Friday, 4 June 2010

Exporting jobs

It's not often that spam e-mails attract my interest, but one I received yesterday did. It was advertising this event, a conference to help the private sector to 'Prepare Now for the Coalition Government’s Significant Push on Outsourcing'. The e-mail also said that the event "will examine various outsourcing models (including off-shoring)".

I know a little about outsourcing. I found myself 'outsourced' in 1996, and then sat on the other side of the fence when I went on to manage parts of transition projects, as my new employers helped other companies to 'outsource' their IT in our direction.

In theory, the process allows organisations to concentrate on their core business – the bit that they're allegedly best at - and let experts in other fields take over the running of the rest. In theory, it allows the companies to which work is outsourced to gain benefits from economies of scale as they combine operations from a number of different organisations into larger teams, and share expertise. And, again in theory, that allows them to 'share' those savings with the outsourcing organisation.

The practice doesn't always live up to the theory of course.
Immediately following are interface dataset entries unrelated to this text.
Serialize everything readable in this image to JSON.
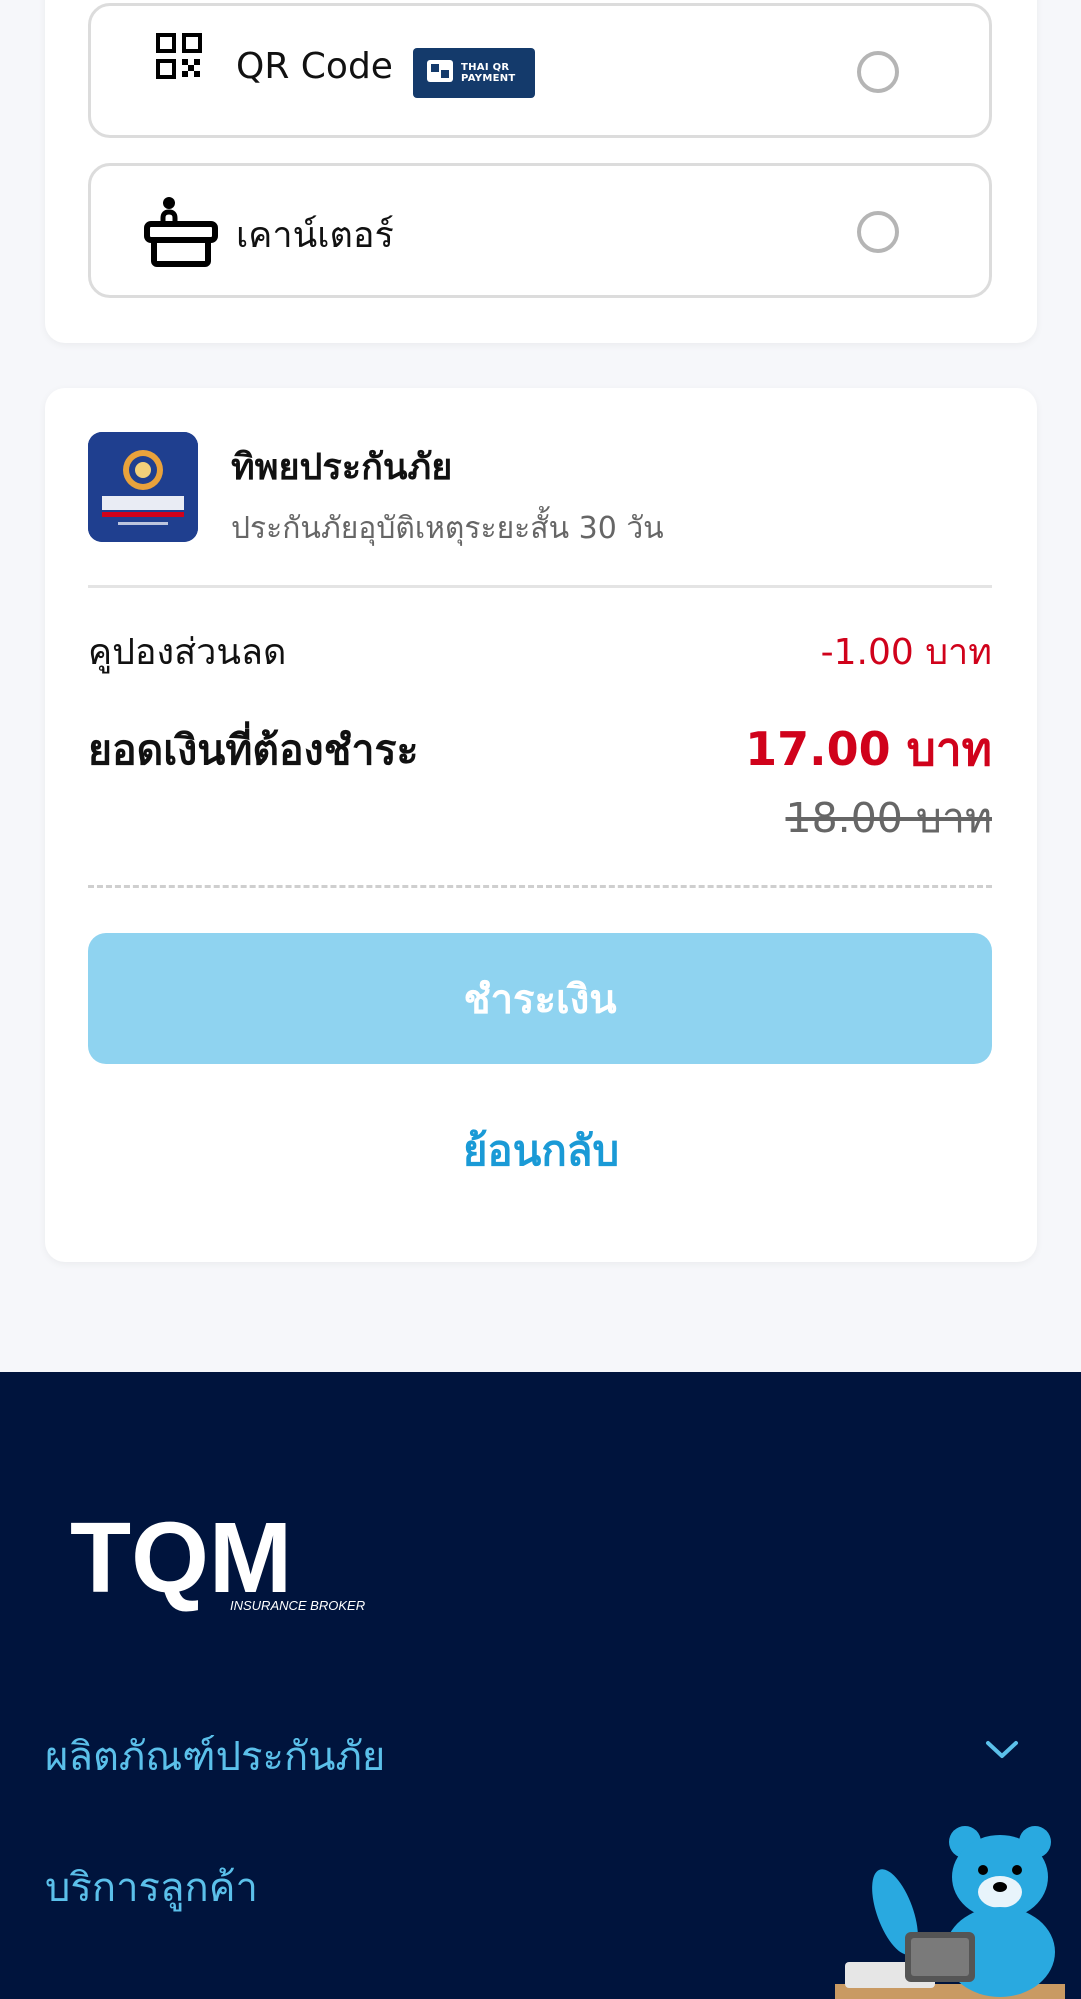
{
  "payment_methods": {
    "qr": {
      "label": "QR Code",
      "badge": "THAI QR PAYMENT",
      "badge_line1": "THAI QR",
      "badge_line2": "PAYMENT"
    },
    "counter": {
      "label": "เคาน์เตอร์"
    }
  },
  "summary": {
    "insurer_name": "ทิพยประกันภัย",
    "product_desc": "ประกันภัยอุบัติเหตุระยะสั้น 30 วัน",
    "coupon_label": "คูปองส่วนลด",
    "coupon_value": "-1.00 บาท",
    "total_label": "ยอดเงินที่ต้องชำระ",
    "total_value": "17.00 บาท",
    "original_value": "18.00 บาท",
    "pay_button": "ชำระเงิน",
    "back_link": "ย้อนกลับ"
  },
  "footer": {
    "logo_text": "TQM",
    "logo_sub": "INSURANCE BROKER",
    "menu": [
      "ผลิตภัณฑ์ประกันภัย",
      "บริการลูกค้า"
    ]
  },
  "colors": {
    "price_red": "#d0021b",
    "accent_blue": "#1a9ad6",
    "button_disabled": "#8fd3f0",
    "footer_bg": "#00143d"
  }
}
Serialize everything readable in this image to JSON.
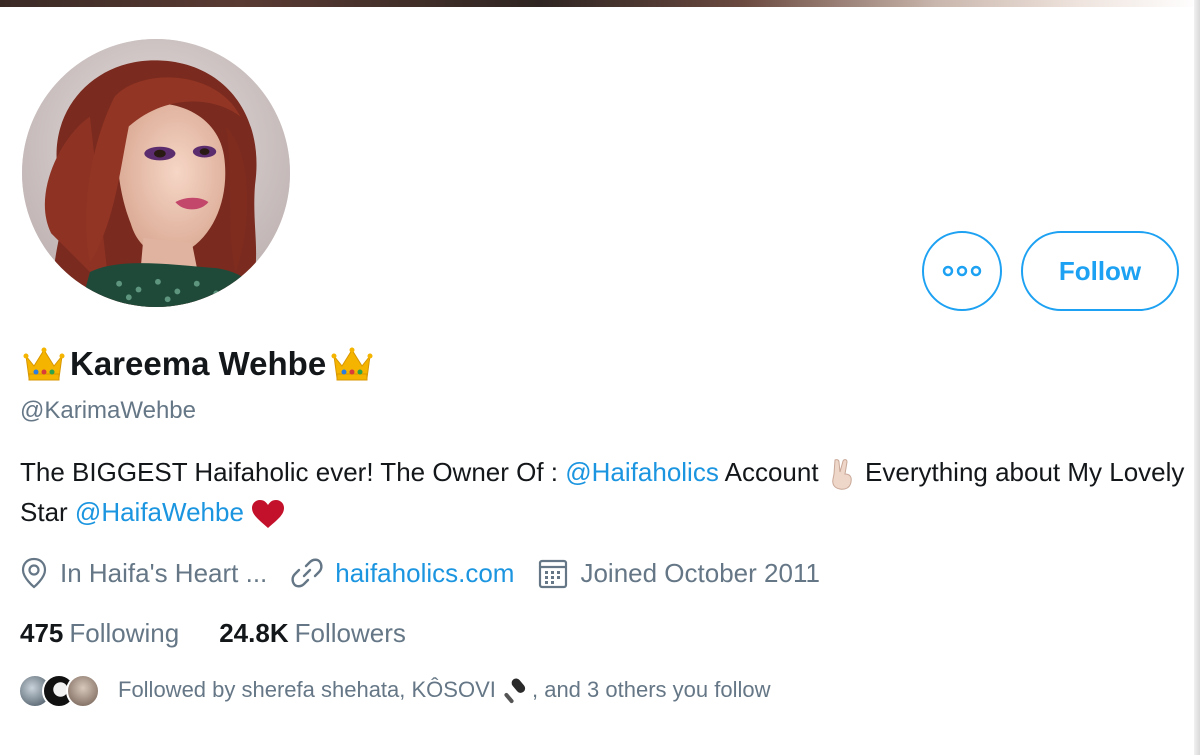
{
  "profile": {
    "display_name": "Kareema Wehbe",
    "handle": "@KarimaWehbe",
    "avatar_icon": "profile-photo"
  },
  "actions": {
    "more_icon": "more-options-icon",
    "follow_label": "Follow"
  },
  "bio": {
    "part1": "The BIGGEST Haifaholic ever! The Owner Of : ",
    "mention1": "@Haifaholics",
    "part2": " Account ",
    "part3": " Everything about My Lovely Star ",
    "mention2": "@HaifaWehbe",
    "part4": " "
  },
  "meta": {
    "location": "In Haifa's Heart ...",
    "website": "haifaholics.com",
    "joined": "Joined October 2011"
  },
  "stats": {
    "following_count": "475",
    "following_label": "Following",
    "followers_count": "24.8K",
    "followers_label": "Followers"
  },
  "followed_by": {
    "text_a": "Followed by sherefa shehata, KÔSOVI ",
    "text_b": ", and 3 others you follow"
  },
  "colors": {
    "accent": "#1da1f2",
    "link": "#1b95e0",
    "secondary_text": "#657786",
    "primary_text": "#14171a"
  }
}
The companies taking on the work and staff, unsurprisingly, have more experience in drawing up the contracts and service level agreements than do their customers. And once the service to be provided is tightly defined, it's not unknown for the customer to find that 'contract variations' are expensive animals.

It's not going too far to suggest that, sometimes, it's the contract variations which make all the profit, after the base contract has been sold as a 'loss leader'. Such variations also make it difficult to know whether the original employer has actually saved money or not - they've often paid less for the defined service, but more by the time the 'extras' are added in. Whether there are real 'savings' often depends on how the numbers are presented – but I suppose that is what bean-counters are for.

There are other ways in which the contractors can squeeze profit out of the situation as well. One is by working the employees harder – more hours for no more pay, for example - and another is by worsening their terms and conditions. The second is supposed to be prevented by TUPE regulations, but staff wastage over time combined with new recruitment can reduce the average staff cost without breaking TUPE rules. And TUPE rules themselves are not as insurmountable as some believe.

The other aspect of all this is 'off-shoring'. It means taking a service currently provided by staff in the UK, and transferring it to another country, where labour costs are lower. There's no doubt that there are direct savings to the customer organisation and increased profits for the contracting organisation - but what about the wider economic questions?

If the staff made redundant are snapped up by other employers at similar rates of pay to those they previously enjoyed, then there can be an overall plus to the UK economy. But if they end up claiming JSA, then the 'savings' made by one government department can quite easily turn into increased expenditure for the DWP.

Clearly, there are those in the private sector who believe that government spending cuts will create new opportunities for off-shoring, and they will rush to seize them. But do we really want government to be saving money by exporting public sector jobs, which is effectively what this would mean? It'll be interesting to see how Conservative and Lib Dem apologists explain why this would be in the national interest.


Anonymous said...

Perhaps the Westminster government will outsource the control system for the boron rods in Wylfa B to the same firm that was outsourced for the blowout preventors BP used off the coast of Louisiana ? That would "save" more public money than the LibDems saved outsourcing IT in Swansea !!

John Dixon said...

I'm sure that the company concerned have lawyers actively engaged in demonstrating that they fully abided by the relevant service level agreement. ;)